If you or your child had T1D while in school, were your blood glucose (BG) levels typically impacted during tests or exams?
Sometimes people stumble with what they say or do to a person with T1D. Even if the other person is trying to be helpful, it may not be interpreted that way by the person with T1D. This can be more complicated, as the same person can sometimes be supportive and other times be critical or judgmental. Of the people in your life, who (if anyone) makes you feel judged or criticized for your T1D management (for example, what foods you eat, where or when you check your BG, etc.)?
When you are on Medicare, you only really discuss this stuff every five years for equipment (Pumps). Otherwise, I’ve been on most all my vitamins and supplements for over 30 years. I have also been on Novolog for well over 20 years. When things work well, no reason to change.

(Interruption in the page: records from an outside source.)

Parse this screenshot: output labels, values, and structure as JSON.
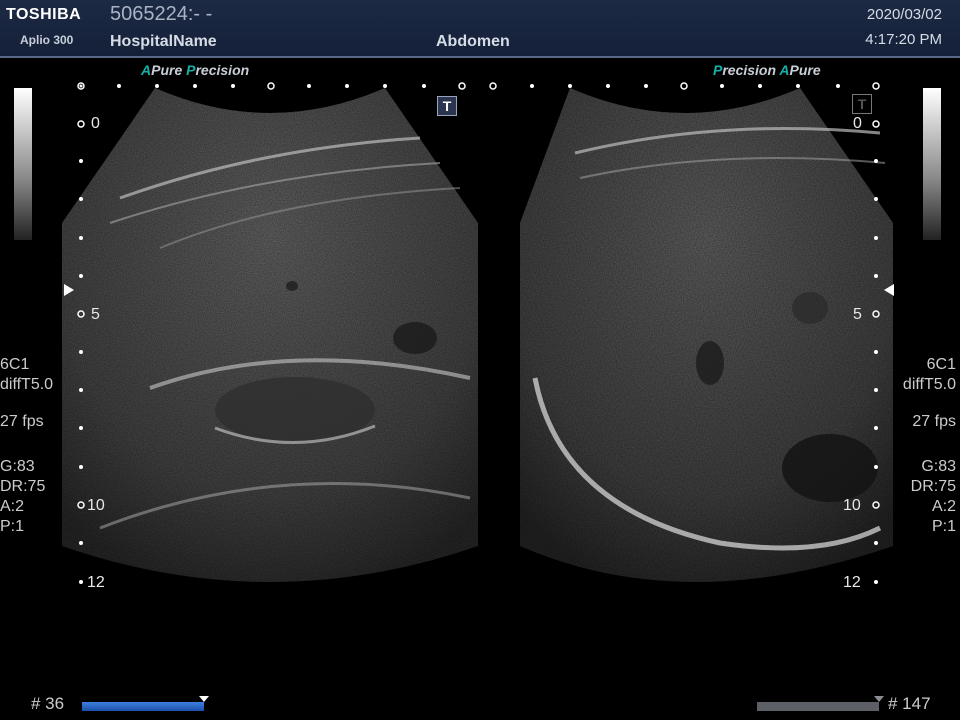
{
  "header": {
    "brand": "TOSHIBA",
    "model": "Aplio 300",
    "patient_id": "5065224:- -",
    "hospital": "HospitalName",
    "exam": "Abdomen",
    "date": "2020/03/02",
    "time": "4:17:20 PM"
  },
  "left_panel": {
    "mode_a": "A",
    "mode_pure": "Pure",
    "mode_p": "P",
    "mode_precision": "recision",
    "tbox": "T",
    "depth_labels": [
      "0",
      "5",
      "10",
      "12"
    ],
    "params": {
      "probe": "6C1",
      "harmonic": "diffT5.0",
      "fps": "27 fps",
      "gain": "G:83",
      "dr": "DR:75",
      "a": "A:2",
      "p": "P:1"
    },
    "frame": "# 36",
    "progress": 1.0
  },
  "right_panel": {
    "mode_p": "P",
    "mode_precision": "recision",
    "mode_a": "A",
    "mode_pure": "Pure",
    "tbox": "T",
    "depth_labels": [
      "0",
      "5",
      "10",
      "12"
    ],
    "params": {
      "probe": "6C1",
      "harmonic": "diffT5.0",
      "fps": "27 fps",
      "gain": "G:83",
      "dr": "DR:75",
      "a": "A:2",
      "p": "P:1"
    },
    "frame": "# 147",
    "progress": 1.0
  },
  "colors": {
    "header_bg": "#1d2a44",
    "accent_teal": "#17b0a8",
    "progress_blue": "#1f63c4",
    "progress_gray": "#5c5f66"
  }
}
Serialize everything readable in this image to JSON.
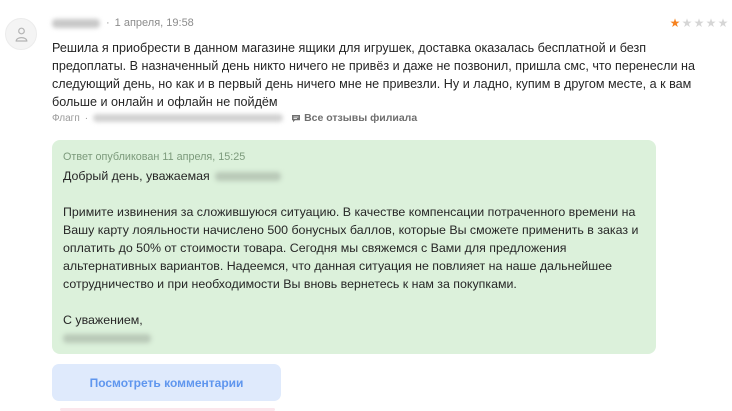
{
  "review": {
    "date": "1 апреля, 19:58",
    "rating": 1,
    "rating_max": 5,
    "text": "Решила я приобрести в данном магазине ящики для игрушек, доставка оказалась бесплатной и безп предоплаты. В назначенный день никто ничего не привёз и даже не позвонил, пришла смс, что перенесли на следующий день, но как и в первый день ничего мне не привезли. Ну и ладно, купим в другом месте, а к вам больше и онлайн и офлайн не пойдём",
    "source": "Флагп",
    "all_reviews_label": "Все отзывы филиала",
    "colors": {
      "star_filled": "#f6821f",
      "star_empty": "#d6d6d6"
    }
  },
  "reply": {
    "published": "Ответ опубликован 11 апреля, 15:25",
    "greeting": "Добрый день, уважаемая",
    "body": "Примите извинения за сложившуюся ситуацию. В качестве компенсации потраченного времени на Вашу карту лояльности начислено 500 бонусных баллов, которые Вы сможете применить в заказ и оплатить до 50% от стоимости товара. Сегодня мы свяжемся с Вами для предложения альтернативных вариантов. Надеемся, что данная ситуация не повлияет на наше дальнейшее сотрудничество и при необходимости Вы вновь вернетесь к нам за покупками.",
    "closing": "С уважением,",
    "background": "#dcf1db"
  },
  "actions": {
    "view_comments_label": "Посмотреть комментарии",
    "button_bg": "#dfeafc",
    "button_text_color": "#5f96ee"
  }
}
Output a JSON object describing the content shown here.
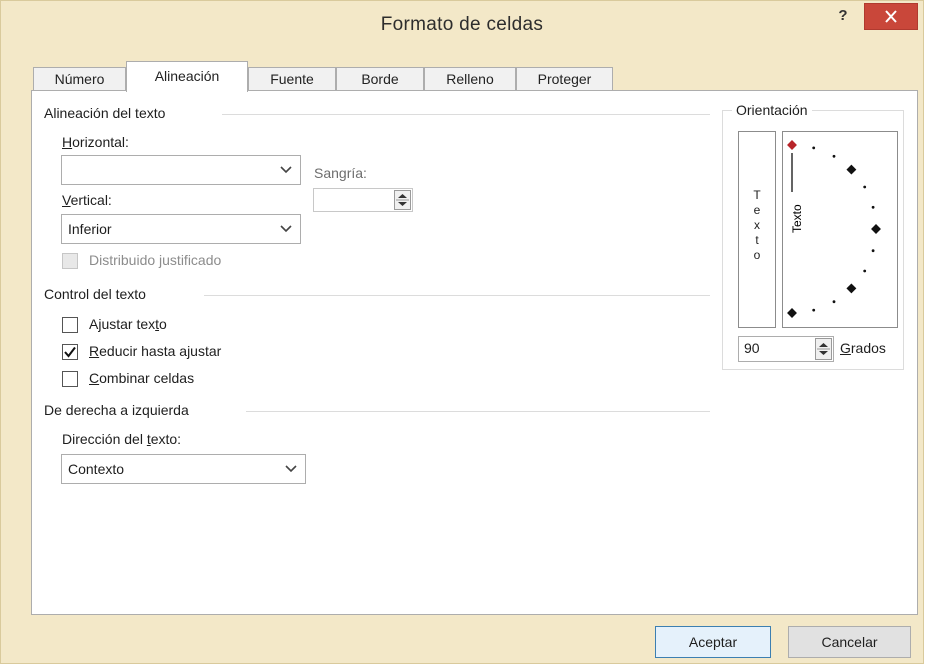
{
  "window": {
    "title": "Formato de celdas",
    "help_label": "?"
  },
  "tabs": [
    {
      "label": "Número"
    },
    {
      "label": "Alineación"
    },
    {
      "label": "Fuente"
    },
    {
      "label": "Borde"
    },
    {
      "label": "Relleno"
    },
    {
      "label": "Proteger"
    }
  ],
  "active_tab": "Alineación",
  "text_alignment": {
    "title": "Alineación del texto",
    "horizontal_label_key": "H",
    "horizontal_label_rest": "orizontal:",
    "horizontal_value": "",
    "vertical_label_key": "V",
    "vertical_label_rest": "ertical:",
    "vertical_value": "Inferior",
    "indent_label": "Sangría:",
    "indent_value": "",
    "justify_distributed_label": "Distribuido justificado",
    "justify_distributed_checked": false
  },
  "text_control": {
    "title": "Control del texto",
    "wrap_label_pre": "Ajustar tex",
    "wrap_label_key": "t",
    "wrap_label_post": "o",
    "wrap_checked": false,
    "shrink_label_key": "R",
    "shrink_label_rest": "educir hasta ajustar",
    "shrink_checked": true,
    "merge_label_key": "C",
    "merge_label_rest": "ombinar celdas",
    "merge_checked": false
  },
  "rtl": {
    "title": "De derecha a izquierda",
    "direction_label_pre": "Dirección del ",
    "direction_label_key": "t",
    "direction_label_post": "exto:",
    "direction_value": "Contexto"
  },
  "orientation": {
    "title": "Orientación",
    "vertical_text_chars": [
      "T",
      "e",
      "x",
      "t",
      "o"
    ],
    "rotated_text": "Texto",
    "degrees_value": "90",
    "degrees_label_key": "G",
    "degrees_label_rest": "rados",
    "degrees": 90,
    "marker_color": "#b8252a"
  },
  "buttons": {
    "accept": "Aceptar",
    "cancel": "Cancelar"
  },
  "colors": {
    "frame": "#f3e8c8",
    "close": "#c9473a",
    "default_button_border": "#3c7fb1"
  }
}
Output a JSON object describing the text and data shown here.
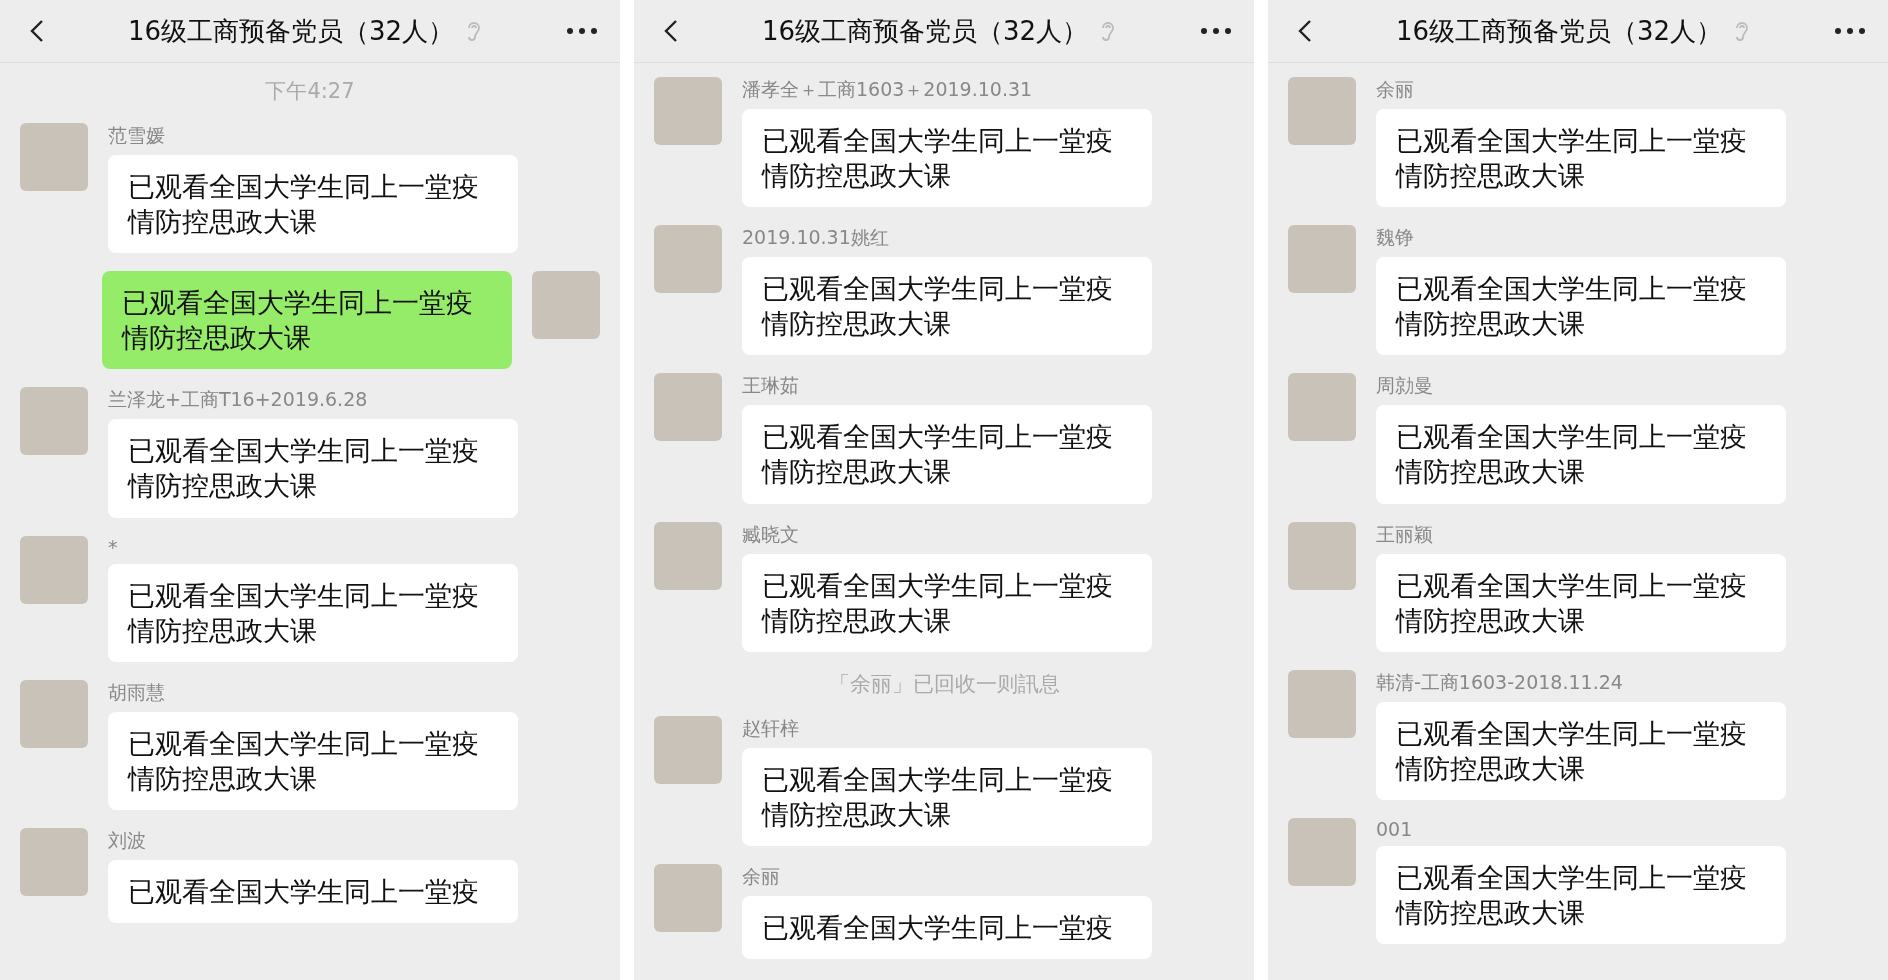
{
  "panels": [
    {
      "title": "16级工商预备党员（32人）",
      "messages": [
        {
          "kind": "time",
          "text": "下午4:27"
        },
        {
          "kind": "other",
          "sender": "范雪媛",
          "text": "已观看全国大学生同上一堂疫情防控思政大课"
        },
        {
          "kind": "self",
          "text": "已观看全国大学生同上一堂疫情防控思政大课"
        },
        {
          "kind": "other",
          "sender": "兰泽龙+工商T16+2019.6.28",
          "text": "已观看全国大学生同上一堂疫情防控思政大课"
        },
        {
          "kind": "other",
          "sender": "*",
          "text": "已观看全国大学生同上一堂疫情防控思政大课"
        },
        {
          "kind": "other",
          "sender": "胡雨慧",
          "text": "已观看全国大学生同上一堂疫情防控思政大课"
        },
        {
          "kind": "other",
          "sender": "刘波",
          "text": "已观看全国大学生同上一堂疫"
        }
      ]
    },
    {
      "title": "16级工商预备党员（32人）",
      "messages": [
        {
          "kind": "other",
          "sender": "潘孝全＋工商1603＋2019.10.31",
          "text": "已观看全国大学生同上一堂疫情防控思政大课"
        },
        {
          "kind": "other",
          "sender": "2019.10.31姚红",
          "text": "已观看全国大学生同上一堂疫情防控思政大课"
        },
        {
          "kind": "other",
          "sender": "王琳茹",
          "text": "已观看全国大学生同上一堂疫情防控思政大课"
        },
        {
          "kind": "other",
          "sender": "臧晓文",
          "text": "已观看全国大学生同上一堂疫情防控思政大课"
        },
        {
          "kind": "system",
          "text": "「余丽」已回收一则訊息"
        },
        {
          "kind": "other",
          "sender": "赵轩梓",
          "text": "已观看全国大学生同上一堂疫情防控思政大课"
        },
        {
          "kind": "other",
          "sender": "余丽",
          "text": "已观看全国大学生同上一堂疫"
        }
      ]
    },
    {
      "title": "16级工商预备党员（32人）",
      "messages": [
        {
          "kind": "other",
          "sender": "余丽",
          "text": "已观看全国大学生同上一堂疫情防控思政大课"
        },
        {
          "kind": "other",
          "sender": "魏铮",
          "text": "已观看全国大学生同上一堂疫情防控思政大课"
        },
        {
          "kind": "other",
          "sender": "周勍曼",
          "text": "已观看全国大学生同上一堂疫情防控思政大课"
        },
        {
          "kind": "other",
          "sender": "王丽颖",
          "text": "已观看全国大学生同上一堂疫情防控思政大课"
        },
        {
          "kind": "other",
          "sender": "韩清-工商1603-2018.11.24",
          "text": "已观看全国大学生同上一堂疫情防控思政大课"
        },
        {
          "kind": "other",
          "sender": "001",
          "text": "已观看全国大学生同上一堂疫情防控思政大课"
        }
      ]
    }
  ]
}
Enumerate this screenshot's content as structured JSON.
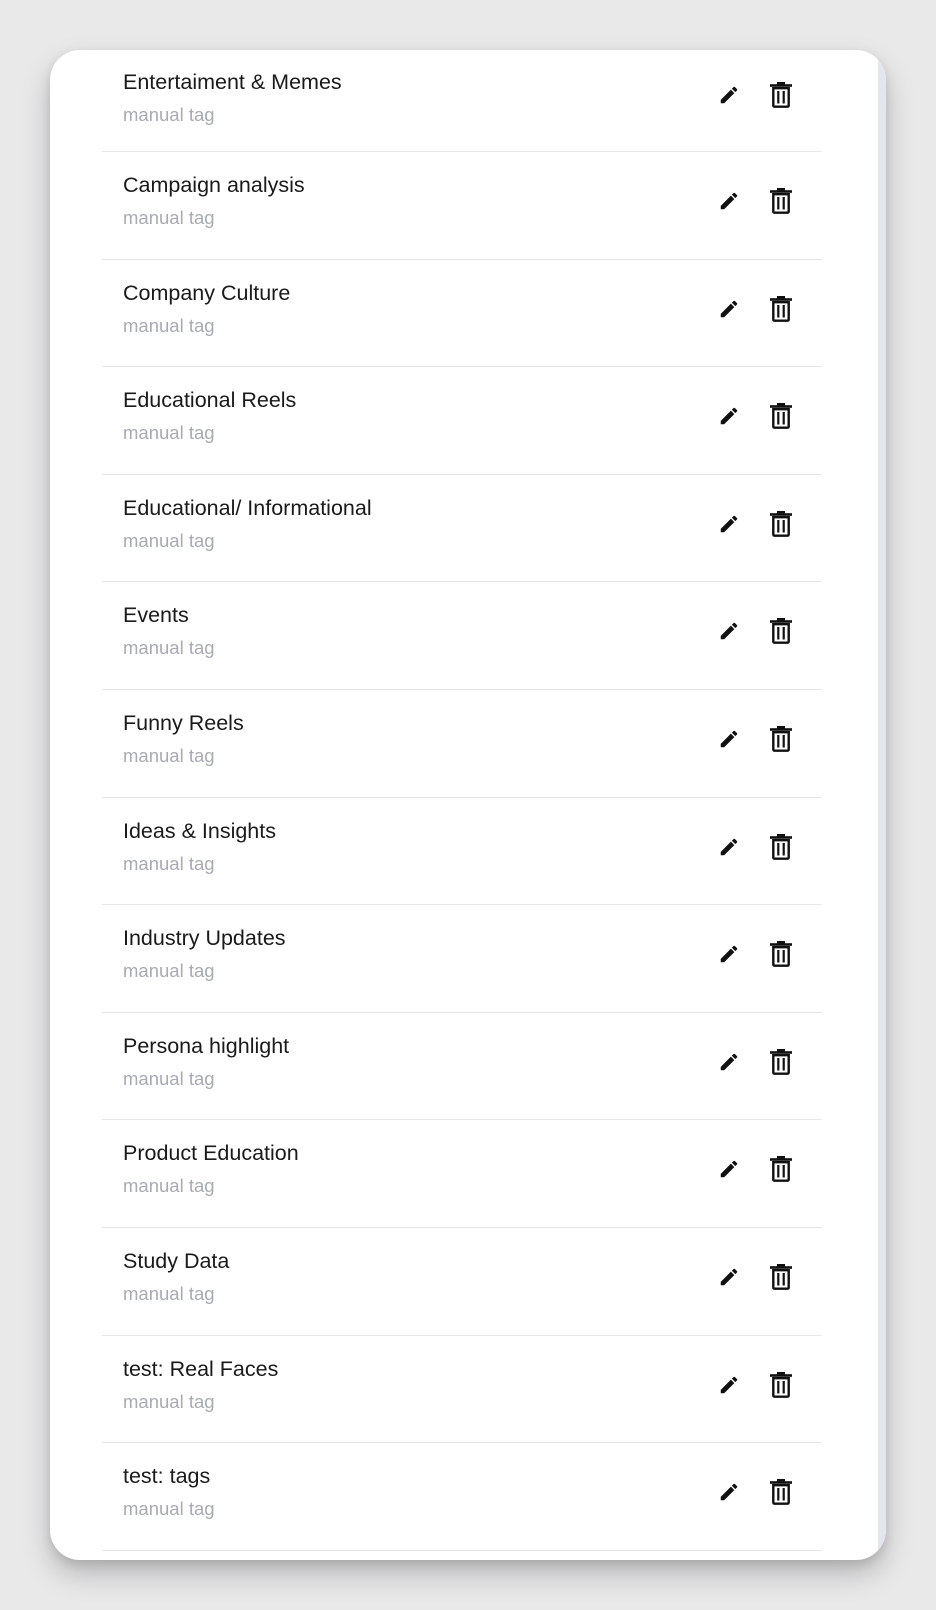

I usually have to inquire or prompt my physician to discuss new technology, afterwhich he gladly shares information and suggests new medications/devices. If I do not ask, he does not typically bring it up.
We both bring up ideas, he wins and I am usually disappointed. It is generally because it is what he is used to working with, sticking with what he knows.
Collaborative decision after discussion of pros and cons is how it’s been for me in the past. I’ve just started with a different endocrinologist and am not sure he will be the same.
The majority of appointment time is spent discussing lab results and reviewing pump/CGM data. If there are specific issues with either that leads to discussions on approaches to remedy the problem which could include new devices and medications. I always try to write/send to endo a short list of topics I want to address a day or two before my 90 day appointments. I also provide the list at the appointment. It helps us both to make the best use of the limited appointment time.
My provider knows I don’t want closed loop. Too controlling. Have been wanting to go off pump for awhile and she always talks me out of cuz A1c is mid 5’s. Went on MDI last year and am happy not being attached to a pump. A1c still good. Costs more money for insulin pens. Pump and insulin was no cost. But for now will stay on MDI
I tell the doctor when I want to change; I’ve been on Medtronic, Omnipod & T-Slim over the 12 yrs since I was diagnosed as LADA Type 1 Diabetic. He is very amenable to the changes, although not so proactive about suggestions. I wish I had the proverbial “team” . I don’t have a diabetes educator and see endo only 2x/yr. But doing well.
It’s pretty much all my suggestions, based on learning new things on this and other website, TID summits, etc. Switched from Lantus to Tresiba, from a pen (on MDI) that only had whole units to one that had half-units, and I believe I’m his only patient on Afrezza.
I always come to my provider and ask too switch tech or meds. She has tried adding her own suggestions 2x for meds and they both had horrible side effects. I trust my body and my own research more than hers sadly.
Do you usually suggest to your T1D healthcare provider which T1D devices/medications you want to use, or does your provider tend to suggest to you which T1D devices/medications you should use? Cancel reply
You must be logged in to post a comment.
This site uses Akismet to reduce spam. Learn how your comment data is processed.
I’m not sure if I answered this correctly. I said that we both contribute suggestions. Years ago, when I had another healthcare provider, they were very involved in deciding which pump and which medications were the best for me to use.
Since moving, and with a different medical group, my healthcare provider is very hesitant to recommend one medical device over another. My insulin has not changed since when I started on the pump in 1998, Novolog. Generally, I prefer that my healthcare professional advise me about updates and medication suggestions. I don’t feel that I get that now. My visits are mostly about how I’m doing over the past 3 months.